Senate Deputy Leader Gianaris said, “This plan was developed without sufficient input from NYCHA residents and creates too much uncertainty about the future of our public housing stock and how it would be managed. The desperation to do what is necessary to fix NYCHA should not lead to the adoption of a plan that could make things worse if not developed properly.”
In recent weeks, Senator Gianaris met with numerous NYCHA tenants and leaders who fear NYCHA’s Blueprint for Change plan could push them out of their homes.
Senator Gianaris’ full testimony follows:
“I write to express my opposition to the rushed process being used to implement NYCHA’s Blueprint for Change: Transformation Plan (“The Blueprint”). This plan was developed without sufficient input from NYCHA residents and creates too much uncertainty about the future of our public housing stock and how it would be managed. We can all agree that NYCHA has been failing to provide livable conditions and basic services to its residents, yet the desperation to do what is necessary to fix this injustice should not lead to the adoption of a plan that could make things worse if not developed properly.
The Blueprint seeks to establish a new governance and financial model – the Housing Preservation Trust. Most concerning, it remains unclear to whom this new entity would be accountable and how much public control would truly remain over NYCHA properties. NYCHA’s financial future would also remain unclear, with vague proposals about energy and general savings that do not make clear they would improve the lives of residents, address the impending challenges of climate change, or enhance the agency’s credit-worthiness.
Public involvement in the planning process has been extremely difficult, given the ongoing covid-19 pandemic limiting in-person meetings, tours, testimony, and other more typical engagement efforts. The people most impacted by the proposed changes are the people most left out of the planning process. Feedback is not being heard in a clear, meaningful fashion — a critique I have heard repeatedly from concerned tenants, who have been unable to ask significant questions of NYCHA leadership and are often provided with either dense policy documents or superficial slideshows.
Too many questions surrounding this vague proposal could lead to a deleterious result for New Yorkers. The Trust leaves questions about how much public control will remain over these developments. The financial plan leaves questions about new revenue sources. The reference to energy savings leaves questions about the effect of any such initiatives on the urgent need to combat climate change. And perhaps worst of all, the process used to solicit public input has been hopelessly flawed, cutting out the opinions of those who would be most affected by these changes — the NYCHA residents themselves, who often do not have access to the technology required to respond to your virtual process.

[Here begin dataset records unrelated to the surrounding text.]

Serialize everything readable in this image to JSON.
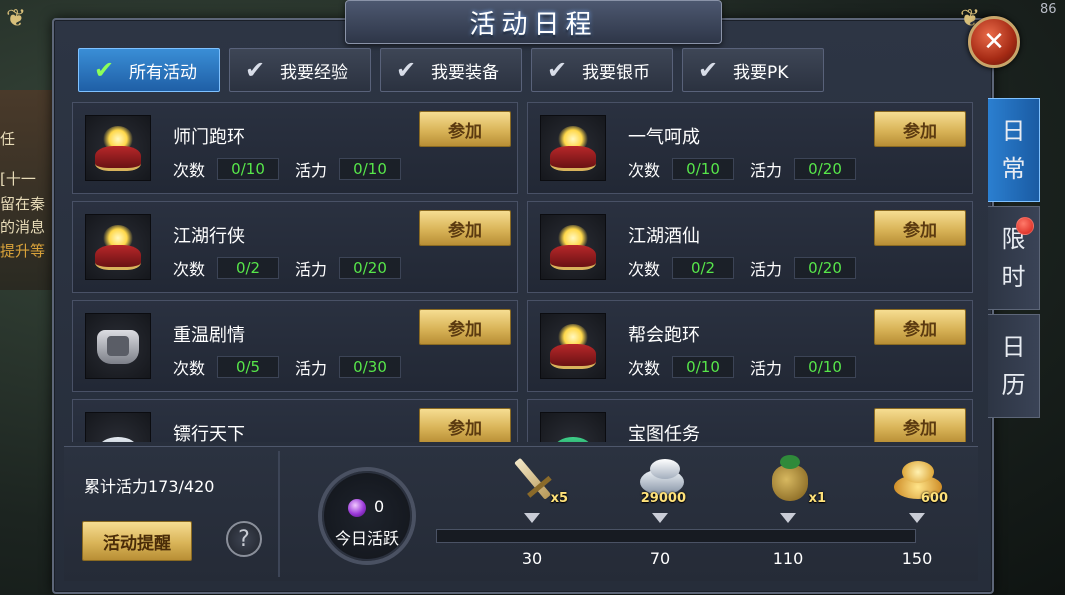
{
  "background": {
    "side_text": [
      "任",
      "[十一",
      "留在秦",
      "的消息",
      "提升等"
    ],
    "corner_number": "86"
  },
  "window": {
    "title": "活动日程",
    "close_icon": "close-icon"
  },
  "filters": [
    {
      "label": "所有活动",
      "active": true
    },
    {
      "label": "我要经验",
      "active": false
    },
    {
      "label": "我要装备",
      "active": false
    },
    {
      "label": "我要银币",
      "active": false
    },
    {
      "label": "我要PK",
      "active": false
    }
  ],
  "activity_labels": {
    "count": "次数",
    "vitality": "活力",
    "join": "参加"
  },
  "activities": [
    {
      "name": "师门跑环",
      "icon": "hat-icon",
      "count": "0/10",
      "vitality": "0/10"
    },
    {
      "name": "一气呵成",
      "icon": "hat-icon",
      "count": "0/10",
      "vitality": "0/20"
    },
    {
      "name": "江湖行侠",
      "icon": "hat-icon",
      "count": "0/2",
      "vitality": "0/20"
    },
    {
      "name": "江湖酒仙",
      "icon": "hat-icon",
      "count": "0/2",
      "vitality": "0/20"
    },
    {
      "name": "重温剧情",
      "icon": "armor-icon",
      "count": "0/5",
      "vitality": "0/30"
    },
    {
      "name": "帮会跑环",
      "icon": "hat-icon",
      "count": "0/10",
      "vitality": "0/10"
    },
    {
      "name": "镖行天下",
      "icon": "silver-icon",
      "count": "",
      "vitality": ""
    },
    {
      "name": "宝图任务",
      "icon": "jade-icon",
      "count": "",
      "vitality": ""
    }
  ],
  "side_tabs": [
    {
      "label": [
        "日",
        "常"
      ],
      "active": true,
      "badge": false
    },
    {
      "label": [
        "限",
        "时"
      ],
      "active": false,
      "badge": true
    },
    {
      "label": [
        "日",
        "历"
      ],
      "active": false,
      "badge": false
    }
  ],
  "summary": {
    "vitality_total": "累计活力173/420",
    "remind_label": "活动提醒",
    "help_label": "?",
    "daily_value": "0",
    "daily_label": "今日活跃",
    "progress": 0
  },
  "rewards": [
    {
      "icon": "sword-icon",
      "qty": "x5",
      "threshold": "30"
    },
    {
      "icon": "silver-ingot-icon",
      "qty": "29000",
      "threshold": "70"
    },
    {
      "icon": "treasure-bag-icon",
      "qty": "x1",
      "threshold": "110"
    },
    {
      "icon": "gold-coins-icon",
      "qty": "600",
      "threshold": "150"
    }
  ],
  "colors": {
    "accent": "#2b7fd0",
    "button_gold": "#d9b458",
    "value_green": "#57e64a"
  }
}
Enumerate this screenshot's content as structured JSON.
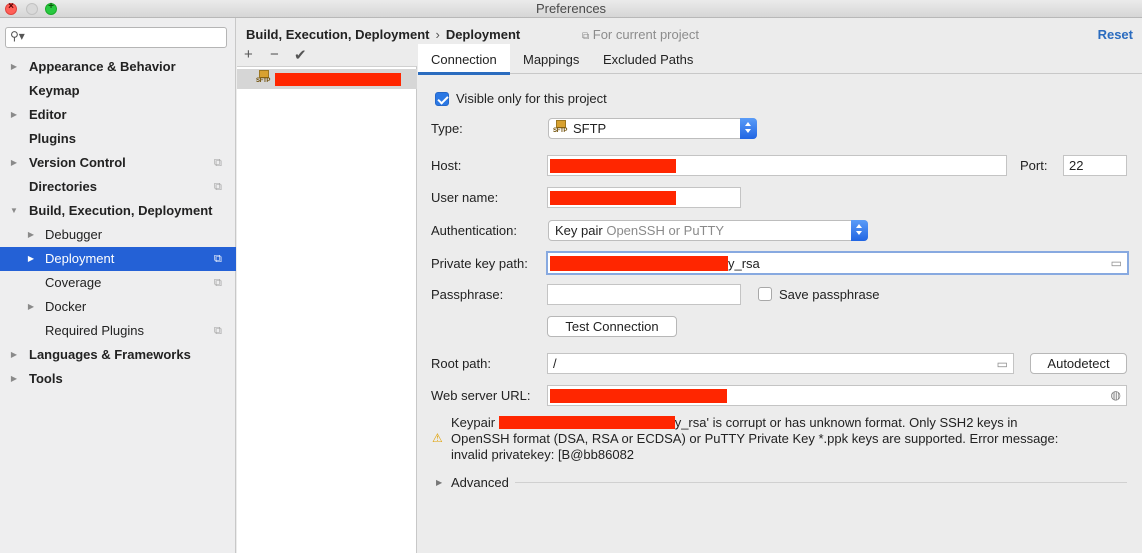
{
  "window": {
    "title": "Preferences"
  },
  "sidebar": {
    "search_placeholder": "",
    "items": [
      {
        "label": "Appearance & Behavior",
        "level": "top",
        "arrow": "▶",
        "project": false
      },
      {
        "label": "Keymap",
        "level": "top",
        "arrow": "",
        "project": false
      },
      {
        "label": "Editor",
        "level": "top",
        "arrow": "▶",
        "project": false
      },
      {
        "label": "Plugins",
        "level": "top",
        "arrow": "",
        "project": false
      },
      {
        "label": "Version Control",
        "level": "top",
        "arrow": "▶",
        "project": true
      },
      {
        "label": "Directories",
        "level": "top",
        "arrow": "",
        "project": true
      },
      {
        "label": "Build, Execution, Deployment",
        "level": "top",
        "arrow": "▼",
        "project": false
      },
      {
        "label": "Debugger",
        "level": "sub",
        "arrow": "▶",
        "project": false
      },
      {
        "label": "Deployment",
        "level": "sub",
        "arrow": "▶",
        "project": true,
        "selected": true
      },
      {
        "label": "Coverage",
        "level": "sub",
        "arrow": "",
        "project": true
      },
      {
        "label": "Docker",
        "level": "sub",
        "arrow": "▶",
        "project": false
      },
      {
        "label": "Required Plugins",
        "level": "sub",
        "arrow": "",
        "project": true
      },
      {
        "label": "Languages & Frameworks",
        "level": "top",
        "arrow": "▶",
        "project": false
      },
      {
        "label": "Tools",
        "level": "top",
        "arrow": "▶",
        "project": false
      }
    ]
  },
  "header": {
    "breadcrumb_parent": "Build, Execution, Deployment",
    "breadcrumb_sep": "›",
    "breadcrumb_current": "Deployment",
    "for_project": "For current project",
    "reset": "Reset"
  },
  "server_toolbar": {
    "add": "+",
    "remove": "−",
    "apply": "✔"
  },
  "server_list": {
    "badge": "SFTP"
  },
  "tabs": [
    "Connection",
    "Mappings",
    "Excluded Paths"
  ],
  "form": {
    "visible_only": "Visible only for this project",
    "type_label": "Type:",
    "type_value": "SFTP",
    "host_label": "Host:",
    "port_label": "Port:",
    "port_value": "22",
    "username_label": "User name:",
    "auth_label": "Authentication:",
    "auth_value": "Key pair",
    "auth_hint": "OpenSSH or PuTTY",
    "private_key_label": "Private key path:",
    "private_key_suffix": "y_rsa",
    "passphrase_label": "Passphrase:",
    "save_passphrase": "Save passphrase",
    "test_connection": "Test Connection",
    "root_path_label": "Root path:",
    "root_path_value": "/",
    "autodetect": "Autodetect",
    "web_url_label": "Web server URL:"
  },
  "warning": {
    "line1_prefix": "Keypair",
    "line1_suffix": "y_rsa' is corrupt or has unknown format. Only SSH2 keys in",
    "line2": "OpenSSH format (DSA, RSA or ECDSA) or PuTTY Private Key *.ppk keys are supported. Error message:",
    "line3": "invalid privatekey: [B@bb86082"
  },
  "advanced": "Advanced",
  "colors": {
    "accent": "#2461d6",
    "redaction": "#ff2600",
    "link": "#2b6cbf"
  }
}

Accordingly, I must express my opposition to moving forward with The Blueprint proposal unless and until the above concerns are addressed.”